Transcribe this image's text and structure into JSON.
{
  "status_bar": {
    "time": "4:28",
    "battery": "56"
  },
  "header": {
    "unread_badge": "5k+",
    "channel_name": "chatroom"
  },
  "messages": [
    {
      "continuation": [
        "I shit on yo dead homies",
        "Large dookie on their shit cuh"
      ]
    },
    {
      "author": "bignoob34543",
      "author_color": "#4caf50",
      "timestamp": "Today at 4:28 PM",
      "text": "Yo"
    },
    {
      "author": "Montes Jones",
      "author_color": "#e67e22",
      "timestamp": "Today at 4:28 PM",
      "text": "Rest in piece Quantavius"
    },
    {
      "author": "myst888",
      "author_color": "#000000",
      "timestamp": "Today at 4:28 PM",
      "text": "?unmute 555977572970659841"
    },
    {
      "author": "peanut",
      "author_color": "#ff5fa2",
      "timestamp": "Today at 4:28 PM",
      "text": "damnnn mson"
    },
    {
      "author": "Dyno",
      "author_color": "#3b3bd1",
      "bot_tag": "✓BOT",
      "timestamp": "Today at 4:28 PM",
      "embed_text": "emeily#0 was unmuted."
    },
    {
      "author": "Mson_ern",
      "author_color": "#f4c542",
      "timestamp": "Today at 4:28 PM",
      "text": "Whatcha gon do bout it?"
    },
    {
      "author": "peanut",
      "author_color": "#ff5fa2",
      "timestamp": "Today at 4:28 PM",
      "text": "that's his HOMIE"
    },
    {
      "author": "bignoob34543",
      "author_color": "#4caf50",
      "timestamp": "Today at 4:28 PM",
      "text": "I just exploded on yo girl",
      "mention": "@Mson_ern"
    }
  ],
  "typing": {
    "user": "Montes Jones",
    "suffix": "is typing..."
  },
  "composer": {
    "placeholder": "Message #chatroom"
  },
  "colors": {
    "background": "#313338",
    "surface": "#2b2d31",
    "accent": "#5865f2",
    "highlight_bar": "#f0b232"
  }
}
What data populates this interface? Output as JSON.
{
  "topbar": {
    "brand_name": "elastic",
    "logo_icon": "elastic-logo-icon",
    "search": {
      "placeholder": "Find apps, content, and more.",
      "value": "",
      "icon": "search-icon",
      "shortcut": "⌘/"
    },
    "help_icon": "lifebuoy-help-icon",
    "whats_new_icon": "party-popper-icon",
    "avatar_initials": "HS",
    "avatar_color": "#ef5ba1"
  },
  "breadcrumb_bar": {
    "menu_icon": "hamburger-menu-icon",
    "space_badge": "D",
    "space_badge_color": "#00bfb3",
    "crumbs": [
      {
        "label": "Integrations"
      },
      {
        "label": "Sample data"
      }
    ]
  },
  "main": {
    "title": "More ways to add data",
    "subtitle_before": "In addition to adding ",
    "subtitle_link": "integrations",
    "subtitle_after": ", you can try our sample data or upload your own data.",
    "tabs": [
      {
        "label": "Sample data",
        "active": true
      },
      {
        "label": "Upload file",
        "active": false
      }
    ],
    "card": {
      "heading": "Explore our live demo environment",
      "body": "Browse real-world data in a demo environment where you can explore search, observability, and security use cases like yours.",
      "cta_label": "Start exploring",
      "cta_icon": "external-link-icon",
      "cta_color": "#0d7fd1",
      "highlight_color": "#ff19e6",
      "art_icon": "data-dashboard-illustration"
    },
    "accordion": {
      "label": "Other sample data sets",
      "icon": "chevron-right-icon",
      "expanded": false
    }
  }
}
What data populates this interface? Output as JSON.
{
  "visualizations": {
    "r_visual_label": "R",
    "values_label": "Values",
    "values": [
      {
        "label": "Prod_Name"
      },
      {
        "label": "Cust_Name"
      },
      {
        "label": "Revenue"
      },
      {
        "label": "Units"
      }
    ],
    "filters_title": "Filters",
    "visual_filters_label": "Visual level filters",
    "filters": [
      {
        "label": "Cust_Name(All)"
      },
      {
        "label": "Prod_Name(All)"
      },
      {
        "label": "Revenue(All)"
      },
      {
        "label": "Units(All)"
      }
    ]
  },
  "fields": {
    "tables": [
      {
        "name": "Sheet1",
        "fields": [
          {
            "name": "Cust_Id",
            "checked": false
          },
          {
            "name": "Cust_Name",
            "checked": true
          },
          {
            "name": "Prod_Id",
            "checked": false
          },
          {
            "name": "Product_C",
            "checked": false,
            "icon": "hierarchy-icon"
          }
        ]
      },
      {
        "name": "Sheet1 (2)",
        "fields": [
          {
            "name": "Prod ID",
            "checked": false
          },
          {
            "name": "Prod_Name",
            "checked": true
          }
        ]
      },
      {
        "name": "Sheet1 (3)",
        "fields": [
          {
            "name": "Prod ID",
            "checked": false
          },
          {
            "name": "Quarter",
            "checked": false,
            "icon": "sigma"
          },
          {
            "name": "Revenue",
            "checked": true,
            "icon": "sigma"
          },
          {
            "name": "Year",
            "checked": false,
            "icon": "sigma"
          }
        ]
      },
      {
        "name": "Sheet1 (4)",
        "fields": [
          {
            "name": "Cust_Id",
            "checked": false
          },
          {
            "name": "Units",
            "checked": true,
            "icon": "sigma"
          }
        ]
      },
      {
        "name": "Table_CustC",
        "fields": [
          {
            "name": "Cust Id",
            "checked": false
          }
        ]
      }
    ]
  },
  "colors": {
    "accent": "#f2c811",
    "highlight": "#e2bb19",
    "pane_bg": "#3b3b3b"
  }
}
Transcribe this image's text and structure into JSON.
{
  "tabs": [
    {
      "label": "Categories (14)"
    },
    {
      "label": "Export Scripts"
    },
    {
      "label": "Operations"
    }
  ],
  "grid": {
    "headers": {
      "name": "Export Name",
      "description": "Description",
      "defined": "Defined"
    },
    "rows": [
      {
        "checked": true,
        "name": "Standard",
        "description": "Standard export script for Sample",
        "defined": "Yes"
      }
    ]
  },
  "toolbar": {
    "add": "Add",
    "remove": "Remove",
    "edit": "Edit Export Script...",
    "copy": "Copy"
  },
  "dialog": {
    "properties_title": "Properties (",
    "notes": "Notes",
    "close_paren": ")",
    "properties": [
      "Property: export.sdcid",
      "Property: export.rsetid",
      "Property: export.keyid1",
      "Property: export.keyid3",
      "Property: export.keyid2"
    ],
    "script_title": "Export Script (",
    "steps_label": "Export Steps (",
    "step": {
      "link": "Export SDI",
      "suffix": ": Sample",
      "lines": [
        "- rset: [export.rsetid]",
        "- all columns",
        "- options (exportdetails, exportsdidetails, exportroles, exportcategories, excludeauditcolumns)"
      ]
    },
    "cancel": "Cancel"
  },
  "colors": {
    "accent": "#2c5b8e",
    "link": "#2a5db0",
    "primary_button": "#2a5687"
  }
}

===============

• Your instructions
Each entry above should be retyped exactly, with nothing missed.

• Task response
Transcribe this image's text and structure into JSON.
{
  "status_bar": {
    "time": "4:28",
    "battery": "56"
  },
  "header": {
    "unread_badge": "5k+",
    "channel_name": "chatroom"
  },
  "messages": [
    {
      "continuation": [
        "I shit on yo dead homies",
        "Large dookie on their shit cuh"
      ]
    },
    {
      "author": "bignoob34543",
      "author_color": "#4caf50",
      "timestamp": "Today at 4:28 PM",
      "text": "Yo"
    },
    {
      "author": "Montes Jones",
      "author_color": "#e67e22",
      "timestamp": "Today at 4:28 PM",
      "text": "Rest in piece Quantavius"
    },
    {
      "author": "myst888",
      "author_color": "#000000",
      "timestamp": "Today at 4:28 PM",
      "text": "?unmute 555977572970659841"
    },
    {
      "author": "peanut",
      "author_color": "#ff5fa2",
      "timestamp": "Today at 4:28 PM",
      "text": "damnnn mson"
    },
    {
      "author": "Dyno",
      "author_color": "#3b3bd1",
      "bot_tag": "✓BOT",
      "timestamp": "Today at 4:28 PM",
      "embed_text": "emeily#0 was unmuted."
    },
    {
      "author": "Mson_ern",
      "author_color": "#f4c542",
      "timestamp": "Today at 4:28 PM",
      "text": "Whatcha gon do bout it?"
    },
    {
      "author": "peanut",
      "author_color": "#ff5fa2",
      "timestamp": "Today at 4:28 PM",
      "text": "that's his HOMIE"
    },
    {
      "author": "bignoob34543",
      "author_color": "#4caf50",
      "timestamp": "Today at 4:28 PM",
      "text": "I just exploded on yo girl",
      "mention": "@Mson_ern"
    }
  ],
  "typing": {
    "user": "Montes Jones",
    "suffix": "is typing..."
  },
  "composer": {
    "placeholder": "Message #chatroom"
  },
  "colors": {
    "background": "#313338",
    "surface": "#2b2d31",
    "accent": "#5865f2",
    "highlight_bar": "#f0b232"
  }
}
What data populates this interface? Output as JSON.
{
  "topbar": {
    "brand_name": "elastic",
    "logo_icon": "elastic-logo-icon",
    "search": {
      "placeholder": "Find apps, content, and more.",
      "value": "",
      "icon": "search-icon",
      "shortcut": "⌘/"
    },
    "help_icon": "lifebuoy-help-icon",
    "whats_new_icon": "party-popper-icon",
    "avatar_initials": "HS",
    "avatar_color": "#ef5ba1"
  },
  "breadcrumb_bar": {
    "menu_icon": "hamburger-menu-icon",
    "space_badge": "D",
    "space_badge_color": "#00bfb3",
    "crumbs": [
      {
        "label": "Integrations"
      },
      {
        "label": "Sample data"
      }
    ]
  },
  "main": {
    "title": "More ways to add data",
    "subtitle_before": "In addition to adding ",
    "subtitle_link": "integrations",
    "subtitle_after": ", you can try our sample data or upload your own data.",
    "tabs": [
      {
        "label": "Sample data",
        "active": true
      },
      {
        "label": "Upload file",
        "active": false
      }
    ],
    "card": {
      "heading": "Explore our live demo environment",
      "body": "Browse real-world data in a demo environment where you can explore search, observability, and security use cases like yours.",
      "cta_label": "Start exploring",
      "cta_icon": "external-link-icon",
      "cta_color": "#0d7fd1",
      "highlight_color": "#ff19e6",
      "art_icon": "data-dashboard-illustration"
    },
    "accordion": {
      "label": "Other sample data sets",
      "icon": "chevron-right-icon",
      "expanded": false
    }
  }
}
What data populates this interface? Output as JSON.
{
  "visualizations": {
    "r_visual_label": "R",
    "values_label": "Values",
    "values": [
      {
        "label": "Prod_Name"
      },
      {
        "label": "Cust_Name"
      },
      {
        "label": "Revenue"
      },
      {
        "label": "Units"
      }
    ],
    "filters_title": "Filters",
    "visual_filters_label": "Visual level filters",
    "filters": [
      {
        "label": "Cust_Name(All)"
      },
      {
        "label": "Prod_Name(All)"
      },
      {
        "label": "Revenue(All)"
      },
      {
        "label": "Units(All)"
      }
    ]
  },
  "fields": {
    "tables": [
      {
        "name": "Sheet1",
        "fields": [
          {
            "name": "Cust_Id",
            "checked": false
          },
          {
            "name": "Cust_Name",
            "checked": true
          },
          {
            "name": "Prod_Id",
            "checked": false
          },
          {
            "name": "Product_C",
            "checked": false,
            "icon": "hierarchy-icon"
          }
        ]
      },
      {
        "name": "Sheet1 (2)",
        "fields": [
          {
            "name": "Prod ID",
            "checked": false
          },
          {
            "name": "Prod_Name",
            "checked": true
          }
        ]
      },
      {
        "name": "Sheet1 (3)",
        "fields": [
          {
            "name": "Prod ID",
            "checked": false
          },
          {
            "name": "Quarter",
            "checked": false,
            "icon": "sigma"
          },
          {
            "name": "Revenue",
            "checked": true,
            "icon": "sigma"
          },
          {
            "name": "Year",
            "checked": false,
            "icon": "sigma"
          }
        ]
      },
      {
        "name": "Sheet1 (4)",
        "fields": [
          {
            "name": "Cust_Id",
            "checked": false
          },
          {
            "name": "Units",
            "checked": true,
            "icon": "sigma"
          }
        ]
      },
      {
        "name": "Table_CustC",
        "fields": [
          {
            "name": "Cust Id",
            "checked": false
          }
        ]
      }
    ]
  },
  "colors": {
    "accent": "#f2c811",
    "highlight": "#e2bb19",
    "pane_bg": "#3b3b3b"
  }
}
Transcribe this image's text and structure into JSON.
{
  "tabs": [
    {
      "label": "Categories (14)"
    },
    {
      "label": "Export Scripts"
    },
    {
      "label": "Operations"
    }
  ],
  "grid": {
    "headers": {
      "name": "Export Name",
      "description": "Description",
      "defined": "Defined"
    },
    "rows": [
      {
        "checked": true,
        "name": "Standard",
        "description": "Standard export script for Sample",
        "defined": "Yes"
      }
    ]
  },
  "toolbar": {
    "add": "Add",
    "remove": "Remove",
    "edit": "Edit Export Script...",
    "copy": "Copy"
  },
  "dialog": {
    "properties_title": "Properties (",
    "notes": "Notes",
    "close_paren": ")",
    "properties": [
      "Property: export.sdcid",
      "Property: export.rsetid",
      "Property: export.keyid1",
      "Property: export.keyid3",
      "Property: export.keyid2"
    ],
    "script_title": "Export Script (",
    "steps_label": "Export Steps (",
    "step": {
      "link": "Export SDI",
      "suffix": ": Sample",
      "lines": [
        "- rset: [export.rsetid]",
        "- all columns",
        "- options (exportdetails, exportsdidetails, exportroles, exportcategories, excludeauditcolumns)"
      ]
    },
    "cancel": "Cancel"
  },
  "colors": {
    "accent": "#2c5b8e",
    "link": "#2a5db0",
    "primary_button": "#2a5687"
  }
}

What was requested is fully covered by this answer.